It’s officially the new year, and all of our Christmas decorations have been put away for the year as everyone starts working (or, by this point, giving up on) their new year’s resolutions.
But before we finish packing away the holiday until next winter, I’d like to talk about it bit.
I don’t know about you, but the holidays are stressful for me. It was fun as a kid, but as an adult there’s a whole lot of questions to be asked each season:
- who should I buy for?
- how much should I spend on each person?
- what should I ask for? As an adult I can generally purchase any small item that I want and the big things I’m saving up for are much more expensive than what I could ask for from someone else.

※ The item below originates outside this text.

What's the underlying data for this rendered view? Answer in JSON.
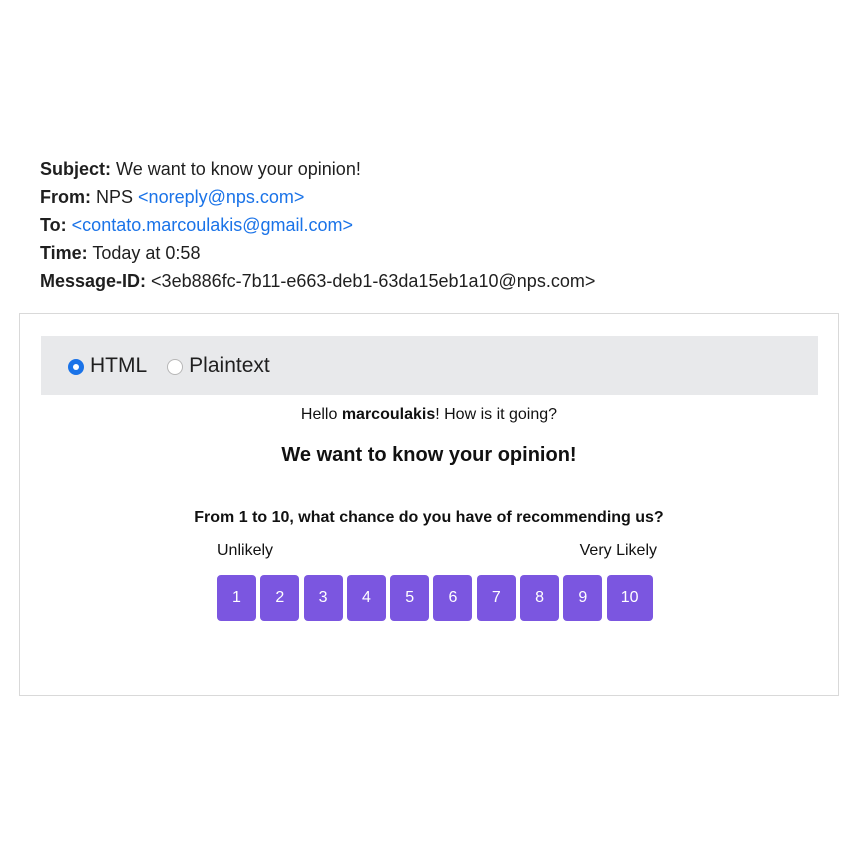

But asking for cash toward those big goals seems crass.
- what should I get for other adults, since they’re generally in the same boat?
- how do I deal with the discomfort from one person spending obviously a lot more than another?
There’s so much focus on the presents, shopping for said presents, and cleaning up afterward that it’s hard to really enjoy the season of spending time with those I care about.
This year I felt both ends of the discomfort spectrum; on one hand, I got some small things from one person that I don’t need, or even necessarily want, but would feel guilty giving away. So they’ll sit around and gather dust. On the other hand, The Geek’s parents were ridiculously generous and gave their kids and me an iPad mini, but I hadn’t realized I was supposed to buy them anything. So the present is very functional and appreciated, but I feel tension since they spent so much money on me.
I’d thought before that maybe it was just me that is frustrated by how we do holidays since I’ve had some unfortunate experiences around gift giving, but I’m noticing that there’s a growing conversation about how we can change to have a simpler, less stressful Christmas that doesn’t suck the life out of you by the middle of December.
Focus on experiences rather than gifts and spending time catching up with friends and family. My absolute favorite adult Christmas was the year that my mom, grandma, and sisters and I made our traditional family cookies and decorated them together. It was a little cramped, but very fun, and the strongest Christmas memory I have from recent years.
If there are some family members that it’s hard to keep up a conversation with, bringing an activity or small present related to their interests can help get a conversation started.
(What can I say, I routinely bring a craft project, question, or idea to my mom when I visit my parents to avoid the topic of our divergent politics and religion. It’s easy, but it works!)
Try a gift swap, so that you’re focusing on giving a couple of well thought out presents to one person, rather than trying to buy for everyone. You can try giving gifts to just your nieces and nephews or friends’ kids. Having a simpler Christmas doesn’t mean that there has to be no presents at all, it’s all about finding a balance.
To keep this post from getting too long, I’m going to wait until next week to give you some ideas of what to do for inexpensive but still meaningful presents, and I’ll also post a list of my favorite blog posts on the topic if you want to read more.
Have you found any ways to make your Christmas less stressful? What are your favorite experiences you’ve had around the holiday?